It has been quite a week weather-wise here in New Jersey. Last Sunday we were recovering from Snowstorm Jonas and this Sunday it was 50+ degrees. Typical New Jersey!
Although I wasn’t able to venture out to bird watch during the snowstorm, I was able to enjoy a lot of company at my feeder. We received many of the regulars: house sparrows, Carolina chickadees, white-breasted nuthatches, downy woodpeckers and blue jays.
We also had some new feeder guests: dark-eyed juncos!
Dark-eyed juncos are winter visitors here in New Jersey. They breed throughout Alaska and Canada in the summer and disperse throughout the country in the winter. There are many variations of plumage (feathers) colors, depending on what region of the country you live in. Slate-colored juncos, like pictured above, are found throughout the country. Gray-headed, White-winged, Red-backed, Pink-sided, and Oregon subspecies are found throughout the Western United States. Up until recently these variations were considered different species, but are now all categorized as one species. Juncos are usually found in woodlands, parks, roadsides, and feeders. Their tail feathers are white and they have short pink bills. As mentioned, their upper body feathers vary dramatically. We know our feeder guests were slate-colored subspecies because their very dark upper bodies. Other sub-species would include more pink, brown, and gray feathers. Most of the junco’s diet is made of a variety of seeds, but during breeding season juncos will eat insects as well. They are ground foragers, so they will hop around, kicking and pecking leaf litter. At our feeder we were able to watch them kick the snow around to find seeds that I tossed out.

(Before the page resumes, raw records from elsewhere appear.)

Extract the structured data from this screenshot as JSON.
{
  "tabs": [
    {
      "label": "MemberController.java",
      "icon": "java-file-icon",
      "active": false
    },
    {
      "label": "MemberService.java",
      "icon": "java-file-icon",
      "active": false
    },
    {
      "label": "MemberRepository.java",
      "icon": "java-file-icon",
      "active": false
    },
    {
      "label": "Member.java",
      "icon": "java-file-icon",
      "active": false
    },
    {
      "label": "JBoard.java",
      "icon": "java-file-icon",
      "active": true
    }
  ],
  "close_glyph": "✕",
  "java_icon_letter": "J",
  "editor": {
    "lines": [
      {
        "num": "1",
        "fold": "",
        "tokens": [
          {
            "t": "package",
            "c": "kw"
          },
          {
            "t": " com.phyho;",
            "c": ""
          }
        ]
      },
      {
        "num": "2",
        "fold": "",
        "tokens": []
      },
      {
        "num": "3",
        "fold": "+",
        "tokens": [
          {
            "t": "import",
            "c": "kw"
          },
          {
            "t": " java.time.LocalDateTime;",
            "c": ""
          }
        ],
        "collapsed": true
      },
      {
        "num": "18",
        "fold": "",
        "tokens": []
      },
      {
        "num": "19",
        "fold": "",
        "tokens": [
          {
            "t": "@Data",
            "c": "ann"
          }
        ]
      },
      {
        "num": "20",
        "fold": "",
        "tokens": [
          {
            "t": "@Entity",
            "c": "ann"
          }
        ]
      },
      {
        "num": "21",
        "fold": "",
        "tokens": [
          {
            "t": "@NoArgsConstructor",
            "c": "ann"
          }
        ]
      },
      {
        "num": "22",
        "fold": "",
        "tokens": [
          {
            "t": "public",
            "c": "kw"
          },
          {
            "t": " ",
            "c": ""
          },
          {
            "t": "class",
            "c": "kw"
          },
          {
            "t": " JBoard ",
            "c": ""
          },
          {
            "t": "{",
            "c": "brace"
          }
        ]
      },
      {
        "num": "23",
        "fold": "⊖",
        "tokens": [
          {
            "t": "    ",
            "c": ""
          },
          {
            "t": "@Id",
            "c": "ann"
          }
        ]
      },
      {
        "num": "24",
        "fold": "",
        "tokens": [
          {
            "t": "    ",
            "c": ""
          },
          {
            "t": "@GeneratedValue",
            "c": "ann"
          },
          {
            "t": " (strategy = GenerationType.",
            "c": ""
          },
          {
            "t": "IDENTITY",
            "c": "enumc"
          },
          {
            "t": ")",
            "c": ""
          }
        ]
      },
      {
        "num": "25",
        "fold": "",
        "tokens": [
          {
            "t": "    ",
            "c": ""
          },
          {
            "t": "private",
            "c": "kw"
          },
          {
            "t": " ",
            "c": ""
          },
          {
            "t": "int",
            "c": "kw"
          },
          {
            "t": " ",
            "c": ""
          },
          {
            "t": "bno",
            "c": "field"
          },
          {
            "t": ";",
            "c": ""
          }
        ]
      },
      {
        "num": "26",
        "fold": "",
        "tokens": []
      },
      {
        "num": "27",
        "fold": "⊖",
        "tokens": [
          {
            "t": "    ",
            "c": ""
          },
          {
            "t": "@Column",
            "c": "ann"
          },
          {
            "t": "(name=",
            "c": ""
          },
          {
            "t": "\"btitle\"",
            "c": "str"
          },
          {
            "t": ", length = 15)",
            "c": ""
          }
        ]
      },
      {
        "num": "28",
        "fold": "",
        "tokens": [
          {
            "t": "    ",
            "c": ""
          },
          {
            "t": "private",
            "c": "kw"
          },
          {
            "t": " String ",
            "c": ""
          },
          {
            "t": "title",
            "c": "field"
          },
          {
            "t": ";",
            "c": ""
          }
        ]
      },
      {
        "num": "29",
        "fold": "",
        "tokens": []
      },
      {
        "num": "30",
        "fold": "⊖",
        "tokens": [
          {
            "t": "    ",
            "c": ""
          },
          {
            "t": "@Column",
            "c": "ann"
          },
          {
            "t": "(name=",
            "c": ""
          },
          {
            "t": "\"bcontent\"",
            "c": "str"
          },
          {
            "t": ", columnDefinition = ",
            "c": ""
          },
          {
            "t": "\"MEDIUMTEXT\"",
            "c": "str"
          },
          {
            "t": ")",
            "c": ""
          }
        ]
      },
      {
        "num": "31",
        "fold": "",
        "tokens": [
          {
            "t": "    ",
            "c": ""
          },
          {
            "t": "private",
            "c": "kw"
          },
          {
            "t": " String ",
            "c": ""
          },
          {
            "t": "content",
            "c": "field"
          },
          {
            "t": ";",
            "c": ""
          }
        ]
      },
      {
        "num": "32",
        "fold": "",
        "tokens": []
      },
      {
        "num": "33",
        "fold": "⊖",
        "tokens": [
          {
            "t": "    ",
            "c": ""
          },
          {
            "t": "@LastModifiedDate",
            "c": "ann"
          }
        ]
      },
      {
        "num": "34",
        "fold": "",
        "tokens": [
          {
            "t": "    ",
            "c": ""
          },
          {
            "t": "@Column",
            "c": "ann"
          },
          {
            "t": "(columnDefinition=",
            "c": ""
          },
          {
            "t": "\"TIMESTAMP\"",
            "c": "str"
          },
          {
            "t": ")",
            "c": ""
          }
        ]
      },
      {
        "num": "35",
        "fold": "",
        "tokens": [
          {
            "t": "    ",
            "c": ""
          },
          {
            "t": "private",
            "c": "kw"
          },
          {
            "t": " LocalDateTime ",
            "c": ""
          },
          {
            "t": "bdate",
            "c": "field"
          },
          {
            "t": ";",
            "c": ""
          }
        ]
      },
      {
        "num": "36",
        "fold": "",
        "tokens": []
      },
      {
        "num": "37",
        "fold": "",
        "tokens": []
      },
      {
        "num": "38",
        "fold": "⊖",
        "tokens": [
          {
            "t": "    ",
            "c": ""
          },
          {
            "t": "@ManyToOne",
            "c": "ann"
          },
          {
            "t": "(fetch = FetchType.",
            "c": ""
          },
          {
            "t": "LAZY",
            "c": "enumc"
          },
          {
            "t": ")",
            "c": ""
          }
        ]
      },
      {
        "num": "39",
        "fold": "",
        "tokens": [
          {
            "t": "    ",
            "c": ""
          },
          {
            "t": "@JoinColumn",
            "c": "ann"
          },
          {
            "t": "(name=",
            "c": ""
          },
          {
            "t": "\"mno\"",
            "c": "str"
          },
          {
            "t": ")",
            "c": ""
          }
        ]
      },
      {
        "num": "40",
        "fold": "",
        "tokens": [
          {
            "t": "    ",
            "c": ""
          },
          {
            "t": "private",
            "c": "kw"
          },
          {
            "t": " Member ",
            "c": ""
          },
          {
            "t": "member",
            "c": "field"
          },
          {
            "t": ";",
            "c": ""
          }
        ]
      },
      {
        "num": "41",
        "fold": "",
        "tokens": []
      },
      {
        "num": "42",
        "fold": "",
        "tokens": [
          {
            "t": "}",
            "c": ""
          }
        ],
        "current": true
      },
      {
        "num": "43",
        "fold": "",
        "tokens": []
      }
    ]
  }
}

The following day my fiance and I headed out to see to see the results of the storm. We stopped at two of our frequent hotspots, Boundary Creek and Strawbridge Lake. Boundary Creek was busy with mallards, Canada geese, American goldfinches, dark-eyed juncos, Carolina chickadees, blue jays and mockingbirds. Strawbridge Lake was quieter, but we saw two great blue herons and a belted kingfisher.
It was about 30 degrees out at the time so it makes you wonder: how are all these birds out in such cold weather? Aren’t they freezing? Most birds have a layer of fine feathers underneath their exterior feathers called down. Down acts as an insulator to help birds avoid heat loss. So while we may be freezing out in the cold, our feathered friends have down to help them stay warm.
People tend to think of winter as a down time for birding. Spring and fall are migration times, so there are birds galore. But birding in winter can be just as exciting. Many species stick around, and new species arrive. I encourage you to bundle up and visit your favorite parks in the winter too. You never know what you’ll see!